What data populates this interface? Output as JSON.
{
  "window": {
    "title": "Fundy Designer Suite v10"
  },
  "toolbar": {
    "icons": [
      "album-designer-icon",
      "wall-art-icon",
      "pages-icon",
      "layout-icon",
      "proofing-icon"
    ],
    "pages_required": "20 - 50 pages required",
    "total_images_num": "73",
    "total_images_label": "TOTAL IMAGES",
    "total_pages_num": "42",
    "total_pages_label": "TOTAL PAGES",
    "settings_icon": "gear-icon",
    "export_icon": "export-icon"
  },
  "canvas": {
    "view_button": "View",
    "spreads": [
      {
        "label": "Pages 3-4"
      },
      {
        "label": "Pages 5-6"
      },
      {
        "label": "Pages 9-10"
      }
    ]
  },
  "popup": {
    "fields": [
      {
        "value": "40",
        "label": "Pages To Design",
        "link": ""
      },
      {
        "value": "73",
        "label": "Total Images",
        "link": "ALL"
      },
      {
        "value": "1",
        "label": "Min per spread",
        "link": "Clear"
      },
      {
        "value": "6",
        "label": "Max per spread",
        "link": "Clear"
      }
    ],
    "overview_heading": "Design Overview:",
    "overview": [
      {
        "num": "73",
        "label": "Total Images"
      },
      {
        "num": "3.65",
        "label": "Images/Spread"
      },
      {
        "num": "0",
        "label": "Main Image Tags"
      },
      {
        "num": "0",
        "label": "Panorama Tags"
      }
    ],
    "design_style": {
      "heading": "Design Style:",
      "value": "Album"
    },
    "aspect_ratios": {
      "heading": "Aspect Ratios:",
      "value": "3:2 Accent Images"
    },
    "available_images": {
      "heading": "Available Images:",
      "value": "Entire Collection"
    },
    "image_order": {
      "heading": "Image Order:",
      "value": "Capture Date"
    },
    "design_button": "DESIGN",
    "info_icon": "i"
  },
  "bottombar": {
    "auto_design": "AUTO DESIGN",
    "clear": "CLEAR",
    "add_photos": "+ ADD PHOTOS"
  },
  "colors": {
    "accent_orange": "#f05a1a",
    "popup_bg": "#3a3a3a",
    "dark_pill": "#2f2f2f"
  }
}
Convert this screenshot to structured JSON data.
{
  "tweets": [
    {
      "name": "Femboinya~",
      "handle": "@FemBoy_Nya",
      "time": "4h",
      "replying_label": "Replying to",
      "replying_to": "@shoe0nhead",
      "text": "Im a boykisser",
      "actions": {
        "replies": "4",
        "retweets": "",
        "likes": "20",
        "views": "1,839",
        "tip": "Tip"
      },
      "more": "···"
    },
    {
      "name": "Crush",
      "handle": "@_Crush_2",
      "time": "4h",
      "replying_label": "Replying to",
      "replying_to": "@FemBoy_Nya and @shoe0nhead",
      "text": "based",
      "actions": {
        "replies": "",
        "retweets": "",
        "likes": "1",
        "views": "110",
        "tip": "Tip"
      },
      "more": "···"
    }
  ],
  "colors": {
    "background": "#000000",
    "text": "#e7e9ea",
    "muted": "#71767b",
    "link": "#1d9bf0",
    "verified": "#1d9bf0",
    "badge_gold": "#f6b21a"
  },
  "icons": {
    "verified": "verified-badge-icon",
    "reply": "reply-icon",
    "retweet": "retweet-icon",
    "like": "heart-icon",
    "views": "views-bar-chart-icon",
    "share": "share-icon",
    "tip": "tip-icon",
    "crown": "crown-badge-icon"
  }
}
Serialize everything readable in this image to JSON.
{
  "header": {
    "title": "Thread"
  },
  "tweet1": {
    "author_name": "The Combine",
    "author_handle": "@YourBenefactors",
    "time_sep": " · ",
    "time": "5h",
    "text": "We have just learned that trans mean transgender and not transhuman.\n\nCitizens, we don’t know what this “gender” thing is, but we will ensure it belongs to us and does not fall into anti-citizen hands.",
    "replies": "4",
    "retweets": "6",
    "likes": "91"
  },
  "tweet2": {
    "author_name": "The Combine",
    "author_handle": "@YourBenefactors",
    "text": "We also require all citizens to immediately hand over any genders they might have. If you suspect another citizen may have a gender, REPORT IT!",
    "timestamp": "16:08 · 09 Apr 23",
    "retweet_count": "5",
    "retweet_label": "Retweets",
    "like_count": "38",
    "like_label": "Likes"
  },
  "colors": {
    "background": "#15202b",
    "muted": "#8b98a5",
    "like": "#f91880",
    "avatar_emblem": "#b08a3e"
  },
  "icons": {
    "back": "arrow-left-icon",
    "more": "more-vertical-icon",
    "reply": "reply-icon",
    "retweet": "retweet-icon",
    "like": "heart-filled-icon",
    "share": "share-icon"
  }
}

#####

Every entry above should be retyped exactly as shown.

What data populates this interface? Output as JSON.
{
  "window": {
    "title": "Fundy Designer Suite v10"
  },
  "toolbar": {
    "icons": [
      "album-designer-icon",
      "wall-art-icon",
      "pages-icon",
      "layout-icon",
      "proofing-icon"
    ],
    "pages_required": "20 - 50 pages required",
    "total_images_num": "73",
    "total_images_label": "TOTAL IMAGES",
    "total_pages_num": "42",
    "total_pages_label": "TOTAL PAGES",
    "settings_icon": "gear-icon",
    "export_icon": "export-icon"
  },
  "canvas": {
    "view_button": "View",
    "spreads": [
      {
        "label": "Pages 3-4"
      },
      {
        "label": "Pages 5-6"
      },
      {
        "label": "Pages 9-10"
      }
    ]
  },
  "popup": {
    "fields": [
      {
        "value": "40",
        "label": "Pages To Design",
        "link": ""
      },
      {
        "value": "73",
        "label": "Total Images",
        "link": "ALL"
      },
      {
        "value": "1",
        "label": "Min per spread",
        "link": "Clear"
      },
      {
        "value": "6",
        "label": "Max per spread",
        "link": "Clear"
      }
    ],
    "overview_heading": "Design Overview:",
    "overview": [
      {
        "num": "73",
        "label": "Total Images"
      },
      {
        "num": "3.65",
        "label": "Images/Spread"
      },
      {
        "num": "0",
        "label": "Main Image Tags"
      },
      {
        "num": "0",
        "label": "Panorama Tags"
      }
    ],
    "design_style": {
      "heading": "Design Style:",
      "value": "Album"
    },
    "aspect_ratios": {
      "heading": "Aspect Ratios:",
      "value": "3:2 Accent Images"
    },
    "available_images": {
      "heading": "Available Images:",
      "value": "Entire Collection"
    },
    "image_order": {
      "heading": "Image Order:",
      "value": "Capture Date"
    },
    "design_button": "DESIGN",
    "info_icon": "i"
  },
  "bottombar": {
    "auto_design": "AUTO DESIGN",
    "clear": "CLEAR",
    "add_photos": "+ ADD PHOTOS"
  },
  "colors": {
    "accent_orange": "#f05a1a",
    "popup_bg": "#3a3a3a",
    "dark_pill": "#2f2f2f"
  }
}
Convert this screenshot to structured JSON data.
{
  "tweets": [
    {
      "name": "Femboinya~",
      "handle": "@FemBoy_Nya",
      "time": "4h",
      "replying_label": "Replying to",
      "replying_to": "@shoe0nhead",
      "text": "Im a boykisser",
      "actions": {
        "replies": "4",
        "retweets": "",
        "likes": "20",
        "views": "1,839",
        "tip": "Tip"
      },
      "more": "···"
    },
    {
      "name": "Crush",
      "handle": "@_Crush_2",
      "time": "4h",
      "replying_label": "Replying to",
      "replying_to": "@FemBoy_Nya and @shoe0nhead",
      "text": "based",
      "actions": {
        "replies": "",
        "retweets": "",
        "likes": "1",
        "views": "110",
        "tip": "Tip"
      },
      "more": "···"
    }
  ],
  "colors": {
    "background": "#000000",
    "text": "#e7e9ea",
    "muted": "#71767b",
    "link": "#1d9bf0",
    "verified": "#1d9bf0",
    "badge_gold": "#f6b21a"
  },
  "icons": {
    "verified": "verified-badge-icon",
    "reply": "reply-icon",
    "retweet": "retweet-icon",
    "like": "heart-icon",
    "views": "views-bar-chart-icon",
    "share": "share-icon",
    "tip": "tip-icon",
    "crown": "crown-badge-icon"
  }
}
Serialize everything readable in this image to JSON.
{
  "header": {
    "title": "Thread"
  },
  "tweet1": {
    "author_name": "The Combine",
    "author_handle": "@YourBenefactors",
    "time_sep": " · ",
    "time": "5h",
    "text": "We have just learned that trans mean transgender and not transhuman.\n\nCitizens, we don’t know what this “gender” thing is, but we will ensure it belongs to us and does not fall into anti-citizen hands.",
    "replies": "4",
    "retweets": "6",
    "likes": "91"
  },
  "tweet2": {
    "author_name": "The Combine",
    "author_handle": "@YourBenefactors",
    "text": "We also require all citizens to immediately hand over any genders they might have. If you suspect another citizen may have a gender, REPORT IT!",
    "timestamp": "16:08 · 09 Apr 23",
    "retweet_count": "5",
    "retweet_label": "Retweets",
    "like_count": "38",
    "like_label": "Likes"
  },
  "colors": {
    "background": "#15202b",
    "muted": "#8b98a5",
    "like": "#f91880",
    "avatar_emblem": "#b08a3e"
  },
  "icons": {
    "back": "arrow-left-icon",
    "more": "more-vertical-icon",
    "reply": "reply-icon",
    "retweet": "retweet-icon",
    "like": "heart-filled-icon",
    "share": "share-icon"
  }
}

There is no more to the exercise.